▸ Data about app and page elements
---+---

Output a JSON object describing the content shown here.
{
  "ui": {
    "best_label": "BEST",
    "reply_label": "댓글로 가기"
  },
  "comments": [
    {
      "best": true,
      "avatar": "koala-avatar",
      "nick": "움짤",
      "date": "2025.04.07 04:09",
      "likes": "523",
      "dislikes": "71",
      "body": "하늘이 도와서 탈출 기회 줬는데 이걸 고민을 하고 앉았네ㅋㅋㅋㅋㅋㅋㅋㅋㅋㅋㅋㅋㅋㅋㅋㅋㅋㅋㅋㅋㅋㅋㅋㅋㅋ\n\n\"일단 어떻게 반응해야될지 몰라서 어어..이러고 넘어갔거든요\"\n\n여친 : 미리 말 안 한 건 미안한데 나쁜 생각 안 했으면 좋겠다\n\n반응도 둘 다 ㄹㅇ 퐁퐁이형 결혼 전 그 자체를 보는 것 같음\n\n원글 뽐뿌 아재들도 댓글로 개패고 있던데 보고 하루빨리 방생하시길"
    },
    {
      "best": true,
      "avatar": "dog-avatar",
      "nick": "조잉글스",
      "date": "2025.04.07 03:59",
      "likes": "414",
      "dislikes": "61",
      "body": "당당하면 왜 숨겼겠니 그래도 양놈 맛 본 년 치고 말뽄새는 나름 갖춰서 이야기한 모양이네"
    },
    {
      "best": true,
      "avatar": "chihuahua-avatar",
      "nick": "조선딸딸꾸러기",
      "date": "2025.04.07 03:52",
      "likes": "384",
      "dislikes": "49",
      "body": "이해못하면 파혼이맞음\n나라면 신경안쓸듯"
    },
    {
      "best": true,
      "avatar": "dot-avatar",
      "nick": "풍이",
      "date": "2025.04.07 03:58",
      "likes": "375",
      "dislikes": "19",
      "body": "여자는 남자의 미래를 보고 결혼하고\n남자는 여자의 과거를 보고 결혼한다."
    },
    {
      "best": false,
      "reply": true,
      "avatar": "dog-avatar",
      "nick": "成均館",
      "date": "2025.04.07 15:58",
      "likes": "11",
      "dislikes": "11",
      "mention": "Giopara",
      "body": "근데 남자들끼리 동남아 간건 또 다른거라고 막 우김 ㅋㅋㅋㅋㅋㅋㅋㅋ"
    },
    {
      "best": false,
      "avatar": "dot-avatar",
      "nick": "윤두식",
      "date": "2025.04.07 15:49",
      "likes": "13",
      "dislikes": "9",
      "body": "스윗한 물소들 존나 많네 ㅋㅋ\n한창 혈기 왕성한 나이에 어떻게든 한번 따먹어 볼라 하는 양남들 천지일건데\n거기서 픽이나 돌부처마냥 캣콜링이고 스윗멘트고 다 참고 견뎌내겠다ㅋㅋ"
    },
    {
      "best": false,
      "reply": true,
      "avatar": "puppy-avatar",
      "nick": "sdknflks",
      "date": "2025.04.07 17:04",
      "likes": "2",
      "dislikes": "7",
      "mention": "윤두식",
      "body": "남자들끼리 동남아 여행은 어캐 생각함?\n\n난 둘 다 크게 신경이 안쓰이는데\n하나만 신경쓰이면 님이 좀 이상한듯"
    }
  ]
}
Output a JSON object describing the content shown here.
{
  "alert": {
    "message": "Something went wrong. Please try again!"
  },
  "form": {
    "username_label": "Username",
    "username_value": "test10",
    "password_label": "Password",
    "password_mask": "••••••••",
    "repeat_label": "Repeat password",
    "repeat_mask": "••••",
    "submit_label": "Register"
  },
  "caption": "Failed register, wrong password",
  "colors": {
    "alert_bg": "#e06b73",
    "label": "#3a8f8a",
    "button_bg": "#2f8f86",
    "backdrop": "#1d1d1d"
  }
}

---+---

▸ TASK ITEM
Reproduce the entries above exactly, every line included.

▸ COMPLETED EXERCISE
Output a JSON object describing the content shown here.
{
  "ui": {
    "best_label": "BEST",
    "reply_label": "댓글로 가기"
  },
  "comments": [
    {
      "best": true,
      "avatar": "koala-avatar",
      "nick": "움짤",
      "date": "2025.04.07 04:09",
      "likes": "523",
      "dislikes": "71",
      "body": "하늘이 도와서 탈출 기회 줬는데 이걸 고민을 하고 앉았네ㅋㅋㅋㅋㅋㅋㅋㅋㅋㅋㅋㅋㅋㅋㅋㅋㅋㅋㅋㅋㅋㅋㅋㅋㅋ\n\n\"일단 어떻게 반응해야될지 몰라서 어어..이러고 넘어갔거든요\"\n\n여친 : 미리 말 안 한 건 미안한데 나쁜 생각 안 했으면 좋겠다\n\n반응도 둘 다 ㄹㅇ 퐁퐁이형 결혼 전 그 자체를 보는 것 같음\n\n원글 뽐뿌 아재들도 댓글로 개패고 있던데 보고 하루빨리 방생하시길"
    },
    {
      "best": true,
      "avatar": "dog-avatar",
      "nick": "조잉글스",
      "date": "2025.04.07 03:59",
      "likes": "414",
      "dislikes": "61",
      "body": "당당하면 왜 숨겼겠니 그래도 양놈 맛 본 년 치고 말뽄새는 나름 갖춰서 이야기한 모양이네"
    },
    {
      "best": true,
      "avatar": "chihuahua-avatar",
      "nick": "조선딸딸꾸러기",
      "date": "2025.04.07 03:52",
      "likes": "384",
      "dislikes": "49",
      "body": "이해못하면 파혼이맞음\n나라면 신경안쓸듯"
    },
    {
      "best": true,
      "avatar": "dot-avatar",
      "nick": "풍이",
      "date": "2025.04.07 03:58",
      "likes": "375",
      "dislikes": "19",
      "body": "여자는 남자의 미래를 보고 결혼하고\n남자는 여자의 과거를 보고 결혼한다."
    },
    {
      "best": false,
      "reply": true,
      "avatar": "dog-avatar",
      "nick": "成均館",
      "date": "2025.04.07 15:58",
      "likes": "11",
      "dislikes": "11",
      "mention": "Giopara",
      "body": "근데 남자들끼리 동남아 간건 또 다른거라고 막 우김 ㅋㅋㅋㅋㅋㅋㅋㅋ"
    },
    {
      "best": false,
      "avatar": "dot-avatar",
      "nick": "윤두식",
      "date": "2025.04.07 15:49",
      "likes": "13",
      "dislikes": "9",
      "body": "스윗한 물소들 존나 많네 ㅋㅋ\n한창 혈기 왕성한 나이에 어떻게든 한번 따먹어 볼라 하는 양남들 천지일건데\n거기서 픽이나 돌부처마냥 캣콜링이고 스윗멘트고 다 참고 견뎌내겠다ㅋㅋ"
    },
    {
      "best": false,
      "reply": true,
      "avatar": "puppy-avatar",
      "nick": "sdknflks",
      "date": "2025.04.07 17:04",
      "likes": "2",
      "dislikes": "7",
      "mention": "윤두식",
      "body": "남자들끼리 동남아 여행은 어캐 생각함?\n\n난 둘 다 크게 신경이 안쓰이는데\n하나만 신경쓰이면 님이 좀 이상한듯"
    }
  ]
}
Output a JSON object describing the content shown here.
{
  "alert": {
    "message": "Something went wrong. Please try again!"
  },
  "form": {
    "username_label": "Username",
    "username_value": "test10",
    "password_label": "Password",
    "password_mask": "••••••••",
    "repeat_label": "Repeat password",
    "repeat_mask": "••••",
    "submit_label": "Register"
  },
  "caption": "Failed register, wrong password",
  "colors": {
    "alert_bg": "#e06b73",
    "label": "#3a8f8a",
    "button_bg": "#2f8f86",
    "backdrop": "#1d1d1d"
  }
}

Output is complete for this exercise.